This soursop cachaça cocktail is an aromatic tropical fruit cocktail whose two main ingredients compliment each other like a great combination and an excellent analogy describing it.
Obviously I’m incapable of coming up with one, so I’ll just move right along to the drink. (If you’re familiar with the ingredients, feel free to skip to the recipe.)
I first encountered soursop – also called guanábana, graviola, or custard apple – at the Chinatown market in Honolulu, HI, where I had it in a smoothie. If you’ve never eaten soursop, it’s sweet but tart, slightly acidic, and has a deeply fruity flavor that I will describe as “musky” at the risk of you hitting the back button. But just to be clear, I don’t mean “musky” in the sense of a middle school boy’s locker room. I mean it in the way that it’s rich and distinctly satisfying. Think pawpaw or cherimoya, if you’ve experienced the pleasure of either.

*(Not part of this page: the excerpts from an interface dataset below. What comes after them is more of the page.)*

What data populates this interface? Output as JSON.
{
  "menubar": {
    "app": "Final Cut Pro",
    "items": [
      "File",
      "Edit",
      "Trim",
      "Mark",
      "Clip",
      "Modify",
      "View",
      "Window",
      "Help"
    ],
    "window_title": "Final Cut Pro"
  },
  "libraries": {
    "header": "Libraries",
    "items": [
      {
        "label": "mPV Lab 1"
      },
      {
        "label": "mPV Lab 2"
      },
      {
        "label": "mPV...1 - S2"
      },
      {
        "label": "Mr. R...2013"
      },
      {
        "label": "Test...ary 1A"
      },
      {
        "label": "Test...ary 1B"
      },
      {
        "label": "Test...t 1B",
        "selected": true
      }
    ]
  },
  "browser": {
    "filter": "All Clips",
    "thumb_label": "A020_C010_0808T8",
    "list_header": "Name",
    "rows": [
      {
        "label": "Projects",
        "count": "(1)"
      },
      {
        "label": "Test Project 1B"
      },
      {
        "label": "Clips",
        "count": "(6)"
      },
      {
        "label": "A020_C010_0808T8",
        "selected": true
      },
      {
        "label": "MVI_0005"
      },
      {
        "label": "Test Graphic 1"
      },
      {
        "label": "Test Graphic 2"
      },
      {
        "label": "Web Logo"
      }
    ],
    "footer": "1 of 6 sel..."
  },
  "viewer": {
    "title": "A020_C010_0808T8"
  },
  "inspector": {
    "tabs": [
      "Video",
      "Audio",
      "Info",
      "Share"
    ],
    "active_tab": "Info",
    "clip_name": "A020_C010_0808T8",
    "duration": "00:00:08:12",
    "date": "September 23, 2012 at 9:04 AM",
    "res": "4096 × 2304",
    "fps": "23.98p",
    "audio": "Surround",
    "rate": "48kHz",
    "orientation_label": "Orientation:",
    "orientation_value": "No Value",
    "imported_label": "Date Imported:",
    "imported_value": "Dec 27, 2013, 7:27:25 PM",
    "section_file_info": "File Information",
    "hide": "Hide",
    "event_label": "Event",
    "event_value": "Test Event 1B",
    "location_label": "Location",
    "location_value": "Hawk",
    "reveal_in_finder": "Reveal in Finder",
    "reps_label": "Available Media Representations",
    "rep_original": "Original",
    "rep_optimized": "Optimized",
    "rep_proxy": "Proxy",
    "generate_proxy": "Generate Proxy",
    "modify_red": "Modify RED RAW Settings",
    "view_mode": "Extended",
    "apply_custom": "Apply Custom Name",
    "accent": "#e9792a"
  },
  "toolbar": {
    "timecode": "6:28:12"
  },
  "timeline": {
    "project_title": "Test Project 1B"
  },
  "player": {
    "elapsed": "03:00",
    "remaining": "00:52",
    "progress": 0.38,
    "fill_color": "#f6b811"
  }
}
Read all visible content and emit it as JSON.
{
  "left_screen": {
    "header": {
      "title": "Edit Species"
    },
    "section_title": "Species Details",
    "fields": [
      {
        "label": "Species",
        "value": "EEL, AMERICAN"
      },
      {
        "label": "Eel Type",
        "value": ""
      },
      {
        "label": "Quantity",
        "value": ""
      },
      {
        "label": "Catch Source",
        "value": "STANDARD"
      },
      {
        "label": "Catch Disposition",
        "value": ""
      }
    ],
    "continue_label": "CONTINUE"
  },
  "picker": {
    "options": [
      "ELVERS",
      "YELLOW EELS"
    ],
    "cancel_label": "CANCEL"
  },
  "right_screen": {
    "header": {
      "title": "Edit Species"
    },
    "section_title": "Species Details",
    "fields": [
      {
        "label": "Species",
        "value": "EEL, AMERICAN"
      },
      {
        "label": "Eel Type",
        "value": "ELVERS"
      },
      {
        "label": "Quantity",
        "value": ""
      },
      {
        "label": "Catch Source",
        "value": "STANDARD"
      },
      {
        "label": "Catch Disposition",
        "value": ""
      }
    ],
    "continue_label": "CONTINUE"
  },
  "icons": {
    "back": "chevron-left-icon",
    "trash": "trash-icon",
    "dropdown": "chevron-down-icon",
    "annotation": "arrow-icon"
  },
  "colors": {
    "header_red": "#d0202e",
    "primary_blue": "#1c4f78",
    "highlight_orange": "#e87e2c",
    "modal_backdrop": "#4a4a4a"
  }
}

Cachaça is similarly full-flavored and makes the perfect combo for a soursop cocktail. The flavor varies from brand to brand, but it tends to be fruity and aromatic with tasting notes from grassy, to dried fruit, to caramelized sugar, all of which are delicious and make me question why there aren’t more mixologists and food blogs playing around with cachaça cocktails?!
…That having been said, we unbiasedly recommend you try this soursop cachaça cocktail before you run off and make cachaça cocktails of your own.
For a quick rundown on cachaça itself, you can check out this article on Serious Eats.
Soursop Cachaça Cocktail
Soursop is difficult to find fresh (here in Maryland, at least), but thankfully you can grab yourself a can of soursop juice for about a buck in the “international” aisle of your grocery store or at most Asian/Latin markets. (We used this brand.) Frozen purees are also a good choice.
As for the cachaça, we went with Cuca Fresca. It’s lightly fruity, smooth, and well balanced. Leblon, which has a stronger caramelized flavor, is another great choice.
This recipe makes 1 soursop cachaça cocktail.
- 2 oz. cachaça
- 3 oz. soursop juice
- 1/2 oz. fresh lemon juice
- 4 tsp. powdered sugar
- pinch of salt
NOTE: When we say “pinch of salt,” we mean pinch. Like, a tiny, little baby bit. It’ll be just enough to help intensify the flavors.
How to Put It in Your Mouth
- Fill a pint glass with ice. Add ingredients and stir thoroughly to chill and dissolve the sugar.
Photography by Sarah Alice Photography.